INPUT FOR THIS TASK START

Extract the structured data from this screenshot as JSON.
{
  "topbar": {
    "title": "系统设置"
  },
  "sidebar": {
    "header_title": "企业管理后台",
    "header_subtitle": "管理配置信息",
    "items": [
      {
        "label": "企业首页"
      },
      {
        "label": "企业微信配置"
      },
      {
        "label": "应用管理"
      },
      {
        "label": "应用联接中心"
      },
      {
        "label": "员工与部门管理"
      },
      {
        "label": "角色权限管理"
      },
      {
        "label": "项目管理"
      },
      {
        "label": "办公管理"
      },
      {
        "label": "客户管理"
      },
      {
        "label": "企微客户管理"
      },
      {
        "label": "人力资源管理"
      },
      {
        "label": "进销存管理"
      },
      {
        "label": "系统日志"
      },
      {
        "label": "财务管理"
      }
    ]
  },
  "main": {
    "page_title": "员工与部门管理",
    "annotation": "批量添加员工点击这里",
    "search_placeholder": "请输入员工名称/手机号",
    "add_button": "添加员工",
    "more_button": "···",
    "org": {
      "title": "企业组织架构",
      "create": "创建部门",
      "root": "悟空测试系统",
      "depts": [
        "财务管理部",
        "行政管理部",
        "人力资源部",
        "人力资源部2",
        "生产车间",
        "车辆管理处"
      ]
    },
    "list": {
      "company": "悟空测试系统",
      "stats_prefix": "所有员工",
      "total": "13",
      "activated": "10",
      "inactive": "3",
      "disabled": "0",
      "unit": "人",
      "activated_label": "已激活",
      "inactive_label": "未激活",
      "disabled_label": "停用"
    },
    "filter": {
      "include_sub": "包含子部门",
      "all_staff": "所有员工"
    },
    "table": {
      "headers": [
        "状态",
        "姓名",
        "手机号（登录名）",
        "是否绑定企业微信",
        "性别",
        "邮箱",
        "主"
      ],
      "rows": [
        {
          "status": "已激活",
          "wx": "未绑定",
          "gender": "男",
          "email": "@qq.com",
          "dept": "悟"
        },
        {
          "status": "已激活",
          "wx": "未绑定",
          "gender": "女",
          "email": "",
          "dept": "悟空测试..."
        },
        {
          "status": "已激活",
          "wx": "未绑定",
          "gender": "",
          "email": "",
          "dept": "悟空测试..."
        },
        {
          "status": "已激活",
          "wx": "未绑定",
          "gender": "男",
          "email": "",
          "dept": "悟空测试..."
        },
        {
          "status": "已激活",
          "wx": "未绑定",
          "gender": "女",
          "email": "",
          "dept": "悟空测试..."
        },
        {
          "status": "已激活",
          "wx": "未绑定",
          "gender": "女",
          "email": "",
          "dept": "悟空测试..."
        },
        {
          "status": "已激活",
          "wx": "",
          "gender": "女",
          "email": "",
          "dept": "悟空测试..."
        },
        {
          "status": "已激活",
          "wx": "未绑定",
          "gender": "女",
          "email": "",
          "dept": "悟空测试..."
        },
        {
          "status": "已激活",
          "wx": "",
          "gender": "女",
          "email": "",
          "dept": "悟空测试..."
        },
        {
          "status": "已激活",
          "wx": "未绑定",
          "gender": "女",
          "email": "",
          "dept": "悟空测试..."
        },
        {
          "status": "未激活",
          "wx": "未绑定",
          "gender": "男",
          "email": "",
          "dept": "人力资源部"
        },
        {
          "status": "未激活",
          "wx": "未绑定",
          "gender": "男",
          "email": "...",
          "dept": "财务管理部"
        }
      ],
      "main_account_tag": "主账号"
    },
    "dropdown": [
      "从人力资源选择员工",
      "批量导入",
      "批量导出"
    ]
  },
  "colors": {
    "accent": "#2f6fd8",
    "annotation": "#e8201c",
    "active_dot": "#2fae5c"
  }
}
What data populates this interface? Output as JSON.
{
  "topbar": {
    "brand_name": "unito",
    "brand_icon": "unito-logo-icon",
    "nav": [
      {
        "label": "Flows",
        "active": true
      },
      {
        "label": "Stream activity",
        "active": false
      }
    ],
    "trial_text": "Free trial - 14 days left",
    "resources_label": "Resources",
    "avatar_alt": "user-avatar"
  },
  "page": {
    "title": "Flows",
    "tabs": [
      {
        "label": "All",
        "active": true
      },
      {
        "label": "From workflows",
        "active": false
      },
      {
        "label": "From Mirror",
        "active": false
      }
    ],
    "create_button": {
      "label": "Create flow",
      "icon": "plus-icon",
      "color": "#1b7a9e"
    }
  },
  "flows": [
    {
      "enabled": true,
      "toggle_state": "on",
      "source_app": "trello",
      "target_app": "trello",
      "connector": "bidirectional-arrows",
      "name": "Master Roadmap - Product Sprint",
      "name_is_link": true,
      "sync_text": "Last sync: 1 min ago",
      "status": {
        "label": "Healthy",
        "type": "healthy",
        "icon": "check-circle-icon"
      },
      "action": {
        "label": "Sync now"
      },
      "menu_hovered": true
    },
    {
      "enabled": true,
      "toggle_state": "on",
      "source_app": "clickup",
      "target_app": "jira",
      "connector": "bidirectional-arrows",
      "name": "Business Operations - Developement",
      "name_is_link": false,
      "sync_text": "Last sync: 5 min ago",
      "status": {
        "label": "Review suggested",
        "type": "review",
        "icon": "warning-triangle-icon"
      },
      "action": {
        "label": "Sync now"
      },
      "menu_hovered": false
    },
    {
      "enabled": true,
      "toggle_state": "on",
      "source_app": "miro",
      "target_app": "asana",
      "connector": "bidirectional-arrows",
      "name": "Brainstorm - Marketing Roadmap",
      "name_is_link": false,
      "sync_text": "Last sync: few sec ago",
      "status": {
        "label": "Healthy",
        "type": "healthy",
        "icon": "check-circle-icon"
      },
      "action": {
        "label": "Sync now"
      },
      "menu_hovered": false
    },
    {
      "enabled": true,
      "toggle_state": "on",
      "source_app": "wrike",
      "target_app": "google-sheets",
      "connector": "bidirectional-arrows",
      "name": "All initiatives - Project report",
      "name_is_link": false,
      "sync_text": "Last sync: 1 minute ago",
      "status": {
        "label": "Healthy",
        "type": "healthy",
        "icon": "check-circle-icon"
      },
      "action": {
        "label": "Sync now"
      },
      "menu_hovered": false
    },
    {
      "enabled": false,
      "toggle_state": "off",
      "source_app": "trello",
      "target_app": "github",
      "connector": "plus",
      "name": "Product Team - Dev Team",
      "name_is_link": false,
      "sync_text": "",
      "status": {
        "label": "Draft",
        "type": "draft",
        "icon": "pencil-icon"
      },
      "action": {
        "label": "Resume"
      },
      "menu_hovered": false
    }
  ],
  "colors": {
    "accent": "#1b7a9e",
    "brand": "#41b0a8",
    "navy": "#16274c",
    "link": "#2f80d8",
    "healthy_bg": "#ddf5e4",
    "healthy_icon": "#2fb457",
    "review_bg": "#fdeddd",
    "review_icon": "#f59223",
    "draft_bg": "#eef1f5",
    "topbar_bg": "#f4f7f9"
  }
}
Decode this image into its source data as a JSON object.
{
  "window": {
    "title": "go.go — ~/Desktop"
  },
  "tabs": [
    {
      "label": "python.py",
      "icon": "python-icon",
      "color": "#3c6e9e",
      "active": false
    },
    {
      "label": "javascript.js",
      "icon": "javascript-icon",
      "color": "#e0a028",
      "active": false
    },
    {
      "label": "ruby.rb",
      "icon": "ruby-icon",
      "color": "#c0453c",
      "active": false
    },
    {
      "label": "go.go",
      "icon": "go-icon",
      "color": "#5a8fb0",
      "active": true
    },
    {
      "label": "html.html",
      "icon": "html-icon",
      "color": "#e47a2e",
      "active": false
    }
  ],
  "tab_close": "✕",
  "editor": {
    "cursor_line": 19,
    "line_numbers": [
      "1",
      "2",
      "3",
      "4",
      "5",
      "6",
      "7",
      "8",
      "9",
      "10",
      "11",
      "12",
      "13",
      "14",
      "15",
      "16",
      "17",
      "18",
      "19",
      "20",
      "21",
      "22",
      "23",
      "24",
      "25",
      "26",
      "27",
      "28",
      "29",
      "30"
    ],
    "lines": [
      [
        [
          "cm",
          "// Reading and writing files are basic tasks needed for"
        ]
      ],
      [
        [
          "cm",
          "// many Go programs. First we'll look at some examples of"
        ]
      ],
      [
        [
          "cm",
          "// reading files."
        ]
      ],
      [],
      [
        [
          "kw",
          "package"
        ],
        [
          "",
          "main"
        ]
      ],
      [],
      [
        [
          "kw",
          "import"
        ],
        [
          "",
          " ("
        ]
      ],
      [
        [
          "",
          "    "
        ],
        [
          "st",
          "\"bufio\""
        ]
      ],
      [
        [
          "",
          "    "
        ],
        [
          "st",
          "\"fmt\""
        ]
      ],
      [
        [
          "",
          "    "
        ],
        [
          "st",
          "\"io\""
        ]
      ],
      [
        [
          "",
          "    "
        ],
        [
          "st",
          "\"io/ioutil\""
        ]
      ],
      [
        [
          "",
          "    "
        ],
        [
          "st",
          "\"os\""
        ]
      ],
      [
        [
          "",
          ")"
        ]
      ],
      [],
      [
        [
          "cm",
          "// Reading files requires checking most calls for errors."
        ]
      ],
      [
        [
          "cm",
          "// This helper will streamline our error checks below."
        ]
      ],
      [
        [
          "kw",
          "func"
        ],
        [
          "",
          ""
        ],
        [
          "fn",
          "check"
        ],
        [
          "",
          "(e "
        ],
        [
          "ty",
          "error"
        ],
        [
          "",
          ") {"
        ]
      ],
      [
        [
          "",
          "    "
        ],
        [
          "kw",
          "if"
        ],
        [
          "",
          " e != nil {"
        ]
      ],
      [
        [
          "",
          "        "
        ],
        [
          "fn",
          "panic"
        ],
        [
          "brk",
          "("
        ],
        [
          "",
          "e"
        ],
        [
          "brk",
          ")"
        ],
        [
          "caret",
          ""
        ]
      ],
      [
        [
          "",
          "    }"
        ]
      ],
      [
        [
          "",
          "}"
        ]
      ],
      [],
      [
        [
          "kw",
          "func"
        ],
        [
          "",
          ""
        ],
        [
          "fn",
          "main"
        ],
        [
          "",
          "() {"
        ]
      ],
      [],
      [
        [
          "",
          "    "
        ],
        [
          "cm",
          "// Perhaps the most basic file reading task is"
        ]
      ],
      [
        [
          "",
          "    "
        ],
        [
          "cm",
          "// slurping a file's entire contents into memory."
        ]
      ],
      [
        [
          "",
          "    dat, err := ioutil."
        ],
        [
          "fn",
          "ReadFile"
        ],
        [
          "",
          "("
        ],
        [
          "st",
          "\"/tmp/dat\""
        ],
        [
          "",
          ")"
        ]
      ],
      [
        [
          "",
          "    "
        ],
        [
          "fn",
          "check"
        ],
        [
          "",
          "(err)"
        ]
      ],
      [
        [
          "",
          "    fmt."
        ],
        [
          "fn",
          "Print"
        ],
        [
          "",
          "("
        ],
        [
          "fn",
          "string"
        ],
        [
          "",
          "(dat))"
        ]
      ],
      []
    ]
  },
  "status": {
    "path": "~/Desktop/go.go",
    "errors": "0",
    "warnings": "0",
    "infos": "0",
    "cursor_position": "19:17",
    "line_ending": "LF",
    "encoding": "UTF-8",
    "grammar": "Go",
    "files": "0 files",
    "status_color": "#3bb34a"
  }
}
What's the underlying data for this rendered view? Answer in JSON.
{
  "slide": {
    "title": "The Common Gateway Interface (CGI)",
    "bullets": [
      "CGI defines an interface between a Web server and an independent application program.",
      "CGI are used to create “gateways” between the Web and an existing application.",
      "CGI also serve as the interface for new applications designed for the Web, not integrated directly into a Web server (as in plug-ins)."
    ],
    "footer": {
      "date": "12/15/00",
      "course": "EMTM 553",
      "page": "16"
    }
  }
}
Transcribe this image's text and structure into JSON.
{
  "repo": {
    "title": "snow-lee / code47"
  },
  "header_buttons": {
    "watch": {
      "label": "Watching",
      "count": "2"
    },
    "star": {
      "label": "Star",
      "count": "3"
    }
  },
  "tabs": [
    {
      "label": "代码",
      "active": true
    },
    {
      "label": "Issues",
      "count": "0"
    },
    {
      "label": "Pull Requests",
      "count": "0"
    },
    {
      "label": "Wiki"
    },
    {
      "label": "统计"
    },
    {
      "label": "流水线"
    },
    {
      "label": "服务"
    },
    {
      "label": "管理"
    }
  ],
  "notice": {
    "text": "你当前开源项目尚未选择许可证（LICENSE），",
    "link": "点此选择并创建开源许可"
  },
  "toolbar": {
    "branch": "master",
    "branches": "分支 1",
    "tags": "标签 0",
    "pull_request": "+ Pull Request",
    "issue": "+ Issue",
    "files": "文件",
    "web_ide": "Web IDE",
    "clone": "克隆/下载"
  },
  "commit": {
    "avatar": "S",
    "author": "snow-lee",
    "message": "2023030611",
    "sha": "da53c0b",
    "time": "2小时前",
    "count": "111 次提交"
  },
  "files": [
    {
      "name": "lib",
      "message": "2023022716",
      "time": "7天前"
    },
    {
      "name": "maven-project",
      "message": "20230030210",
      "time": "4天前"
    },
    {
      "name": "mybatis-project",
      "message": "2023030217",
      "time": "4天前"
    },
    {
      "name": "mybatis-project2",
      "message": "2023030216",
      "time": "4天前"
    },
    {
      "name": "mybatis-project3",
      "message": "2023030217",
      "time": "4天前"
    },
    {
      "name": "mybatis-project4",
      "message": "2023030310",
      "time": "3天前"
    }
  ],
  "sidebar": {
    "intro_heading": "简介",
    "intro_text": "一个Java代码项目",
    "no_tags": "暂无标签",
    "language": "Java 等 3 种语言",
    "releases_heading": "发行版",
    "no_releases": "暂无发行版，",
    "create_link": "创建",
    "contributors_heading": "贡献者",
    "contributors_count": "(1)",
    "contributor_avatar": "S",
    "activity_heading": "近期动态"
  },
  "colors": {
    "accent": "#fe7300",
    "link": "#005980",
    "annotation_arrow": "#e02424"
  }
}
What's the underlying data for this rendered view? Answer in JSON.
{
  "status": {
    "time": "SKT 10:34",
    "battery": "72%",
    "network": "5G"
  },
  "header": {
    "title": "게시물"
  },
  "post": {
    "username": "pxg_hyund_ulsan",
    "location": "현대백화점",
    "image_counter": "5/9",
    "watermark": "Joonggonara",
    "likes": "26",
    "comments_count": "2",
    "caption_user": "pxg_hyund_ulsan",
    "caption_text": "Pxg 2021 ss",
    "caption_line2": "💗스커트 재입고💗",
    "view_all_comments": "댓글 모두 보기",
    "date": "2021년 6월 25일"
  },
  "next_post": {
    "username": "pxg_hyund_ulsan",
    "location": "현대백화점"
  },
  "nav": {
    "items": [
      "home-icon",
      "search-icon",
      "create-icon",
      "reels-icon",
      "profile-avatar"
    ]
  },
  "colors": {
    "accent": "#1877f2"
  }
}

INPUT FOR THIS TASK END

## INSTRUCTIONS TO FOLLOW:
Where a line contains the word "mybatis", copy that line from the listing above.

## SOLUTION TO THIS PROBLEM:
      "name": "mybatis-project",
      "name": "mybatis-project2",
      "name": "mybatis-project3",
      "name": "mybatis-project4",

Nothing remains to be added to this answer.